Verulam: 26 December 2011
On behalf of the Inkatha Freedom Party, myself
and my family, I wish everyone at the Verulam Day and Frail Care
Centre a wonderful festive season. It is my pleasure to send
this message of support and good wishes as 2011 draws to a
I have celebrated 83 Christmases and with
each passing year I recognize more and more the value of
cheerful giving. As Gandhi said, "Generosity consists not of the
sum given, but the manner in which it is bestowed". Christmas is a
season of generosity and giving. It is a time to celebrate our
relationships and to express our affection for one another with
gifts and tokens.
Indeed, by giving a gift, we acknowledge
someone's value and importance.
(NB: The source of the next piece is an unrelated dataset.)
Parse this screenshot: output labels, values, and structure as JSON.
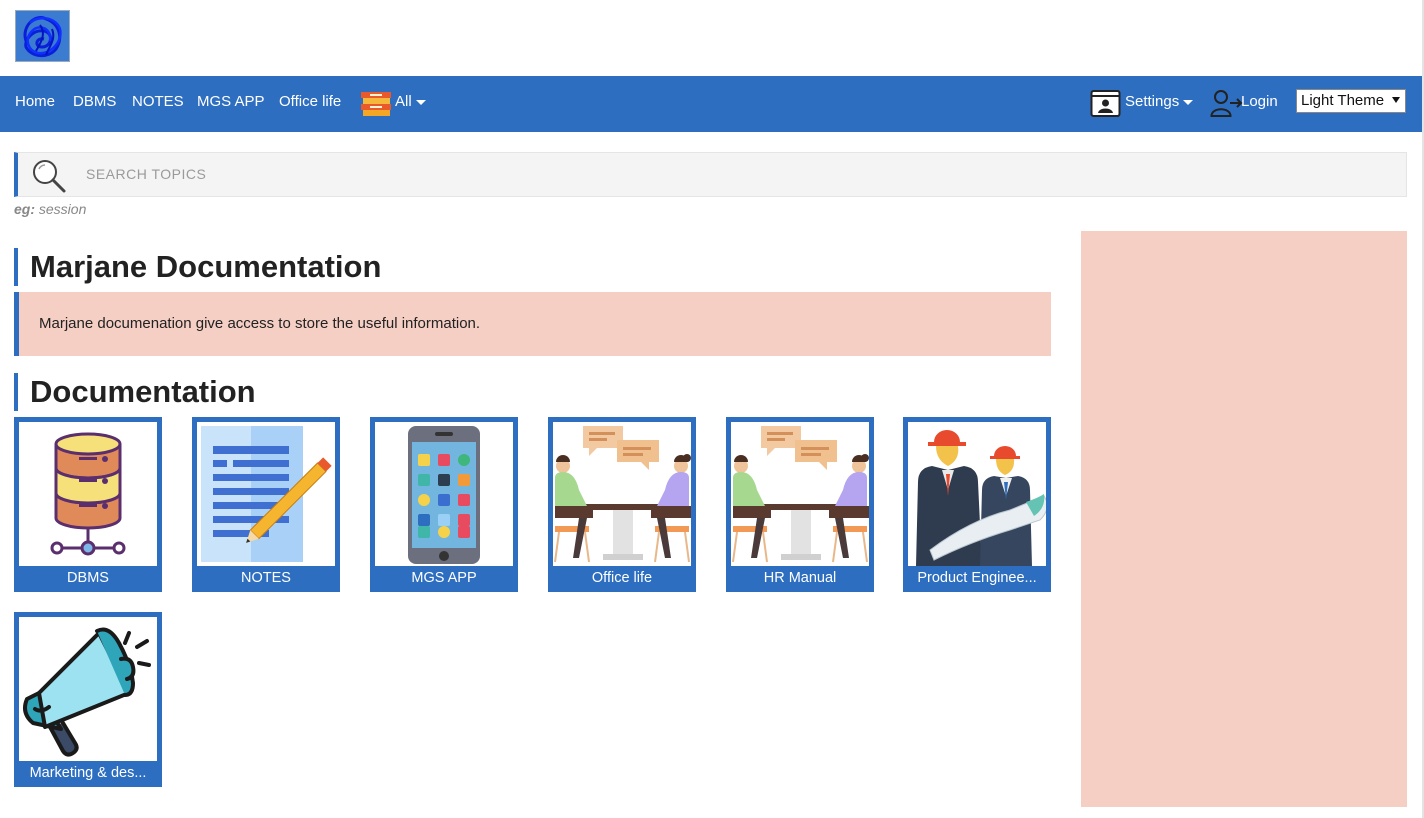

I am therefore grateful to the
Khwaja Ameenudeen Foundation of South Africa for hosting this
Christmas dinner at the Verulam Day and Frail Care Centre, for
they are expressing on behalf of all South Africans that you,
our senior citizens, are valuable and important.
Our society has changed over the decades and
the traditional structure that saw the elderly cared for by
family has become a rarity rather than the norm. Financial
constraints and fluid family structures have created a growing
need for centres like this where the aged can receive
assistance. These centres rely on the support of private
citizens, charitable organizations and business. It is perhaps
not how things should be, but it opens a window of opportunity
I have worked for more than half a century in
politics and public life. I am an octogenarian, but I still work
in Parliament. I still hold our Government accountable. I still
ask tough questions of our Ministers. I still fight for social
justice and economic reforms. I still write to newspapers, visit
communities, speak in churches and address rallies. I still
support my family and my grandchildren. I still care for my
country. I still vote. And my voice still counts.
But I don't think I am unusual in any way. I
am simply a patriot who refuses to believe that my contribution
to this country is limited to what I did before the age of 65,
or 70 or even 80. My contribution will continue as long I live,
not only because I believe I have something to give, but because
my country has so many desperate needs.
I know that you have all given a great
contribution to our society already. You have worked, you have
raised families, you have paid taxes, you have helped educate
the next generation, you have sacrificed, saved, spent and
prayed. Some of you have given almost a lifetime's contribution.
But not yet. It isn't finished yet. There is still so much to
At our age, we know ourselves better, and we
know the unique gift we have to give the world. Whether it is
the gift of music or an encouraging spirit, the gift of cooking,
teaching, listening or writing letters to councillors. There is
no excuse for withholding the gifts we still have to give.
Keeping them to ourselves will bring us no joy, but giving them
freely and with a cheerful heart will make all the difference in
I am delighted to see such a young man as Mr
Fakeer Noordeen at the helm of a charitable organization like
the Khwaja Ameenudeen Foundation of South Africa. Mr Noordeen
represents a young generation that is yet to give its
contribution to our country. It is inspiring to know that he has
already served the community through the Foundation for three
years. I hope he is encouraged to keep going.
As you celebrate this Christmas dinner, may
you be inspired to look for your gift. Not the one that is under
the tree at Christmas time, but the one that is in your heart;
the one that you can still give to make a difference to others
and to yourself. May this be a season of cheerful giving.